Now there were good grounds for such fears. What would happen?
[Audience member speaks]
[Rushdoony] Right. I think I’ve discussed this with you once, a few years ago.-- Yes?
[Audience member speaks]
[Rushdoony] The Czar sent the Navy to sea with sealed orders. One fleet -the pacific fleet- was told to go to San Francisco, the other was sent to ports on the Atlantic, Boston and I believe Washington D.C. [00:35:43]
Well, consider what this meant when a great navy landed at both ends of the United States. The accounts of the day tell us that when the fleet landed, America’s in Boston, San Francisco, and elsewhere met the Russian sailors with tears. Women were going up and kissing the Russian sailors and crying, “We’ve been saved, we’ve been saved!” and with good reason. They had been. The Czar had actually saved America and this instituted a period of very great friendship for a long time with Russia on the part of the U.S. because at a critical point in our history, when the foreign powers were ready to destroy us the Czar of Russia had come to our rescue.
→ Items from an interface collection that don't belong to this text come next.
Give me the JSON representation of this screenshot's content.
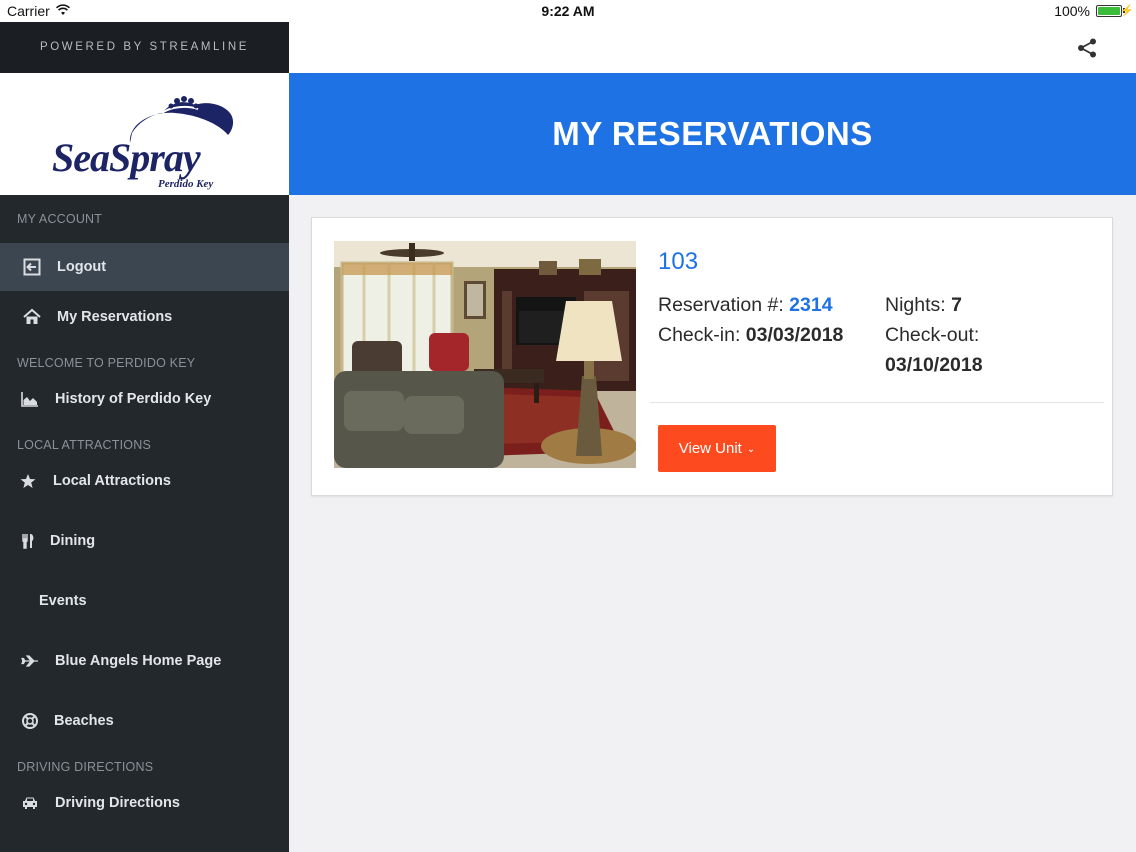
{
  "status_bar": {
    "carrier": "Carrier",
    "time": "9:22 AM",
    "battery": "100%",
    "battery_level": 1.0
  },
  "sidebar": {
    "powered_by": "POWERED BY STREAMLINE",
    "logo": {
      "brand": "SeaSpray",
      "location": "Perdido Key",
      "color": "#1c2465"
    },
    "sections": [
      {
        "label": "MY ACCOUNT"
      },
      {
        "label": "WELCOME TO PERDIDO KEY"
      },
      {
        "label": "LOCAL ATTRACTIONS"
      },
      {
        "label": "DRIVING DIRECTIONS"
      }
    ],
    "items": [
      {
        "label": "Logout",
        "icon": "logout-icon",
        "active": true
      },
      {
        "label": "My Reservations",
        "icon": "home-icon"
      },
      {
        "label": "History of Perdido Key",
        "icon": "area-chart-icon"
      },
      {
        "label": "Local Attractions",
        "icon": "star-icon"
      },
      {
        "label": "Dining",
        "icon": "cutlery-icon"
      },
      {
        "label": "Events",
        "icon": ""
      },
      {
        "label": "Blue Angels Home Page",
        "icon": "plane-icon"
      },
      {
        "label": "Beaches",
        "icon": "life-ring-icon"
      },
      {
        "label": "Driving Directions",
        "icon": "car-icon"
      }
    ]
  },
  "header": {
    "share_icon": "share-icon",
    "title": "MY RESERVATIONS",
    "accent": "#1f72e4"
  },
  "reservation": {
    "unit": "103",
    "reservation_label": "Reservation #:",
    "reservation_number": "2314",
    "nights_label": "Nights:",
    "nights": "7",
    "checkin_label": "Check-in:",
    "checkin": "03/03/2018",
    "checkout_label": "Check-out:",
    "checkout": "03/10/2018",
    "button_label": "View Unit",
    "button_color": "#fd4a1f"
  }
}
Now, when this happened, the immediate reaction of the foreign powers was “We cannot do it, because we have a power behind us there Russia to the east of Europe with its vast army and we have the Russian fleet there, San Francisco and on the Atlantic Coast so they immediately gave orders to their troops in Mexico to with draw. They withdrew, and the result was the collapse of Maximilian’s government. He was urged by the foreign advisers to leave the country and he said “No, my place is here with my people. They love me!” Well, he was immediately taken prisoner by them and Juarez refused to allow any quarter to be given unto him, and his execution took place.
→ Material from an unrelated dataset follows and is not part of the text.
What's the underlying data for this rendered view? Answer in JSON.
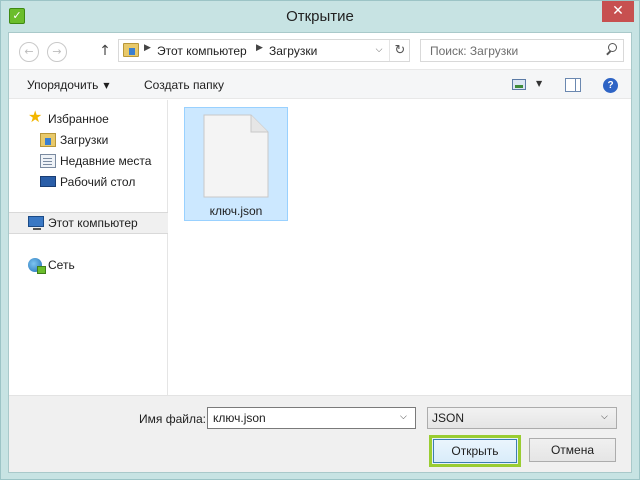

Now, there was another thing that Russia did for us at that time, and we did for them apparently as a favor. So it was to be a mutual favor to indicate their friendship. Does anyone know what this other Russian act was?
[audience member speaks]...
[audience member speaks]
[Rushdoony] Yes! The purchase of Alaska. To indicate their co-operation and their feeling that the United States should have a future determination of this continent, Russia offered Alaska for sale to us and we, as a favor to Russia, to indicate our appreciation of what they did, bought it. Now even then as you recall from your U.S. history, there were Americans who criticized what they called sure folly- to have bought that vast hunk of ice, Alaska. Which turned out to be one of the greatest assets the United States had, a gold rush, the fur, and so on and now of course an even more important asset in terms of our enormous energy crisis, Alaskan oil. The wealth we gained there was enormous. And all of this is a part of the Czars feeling of the necessity of defending the United States the extent of influence this had on this country was so great that even when the Russian revolution took place there were many people who were ready to be friendly to Lenin and his regime because the sentiment in America intensely pro-Russian. Russia was our friend- that was the feeling. And indeed in the last century Russia did demonstrate itself to be one of our greatest friends, this, in spite of the fact that we had under Theodore Roosevelt, done Russia more than a little damage in the settlement of the Russo-Japanese war.
Now we’ll stop for a few moments for questions. [Tape Ends] [00:40:37]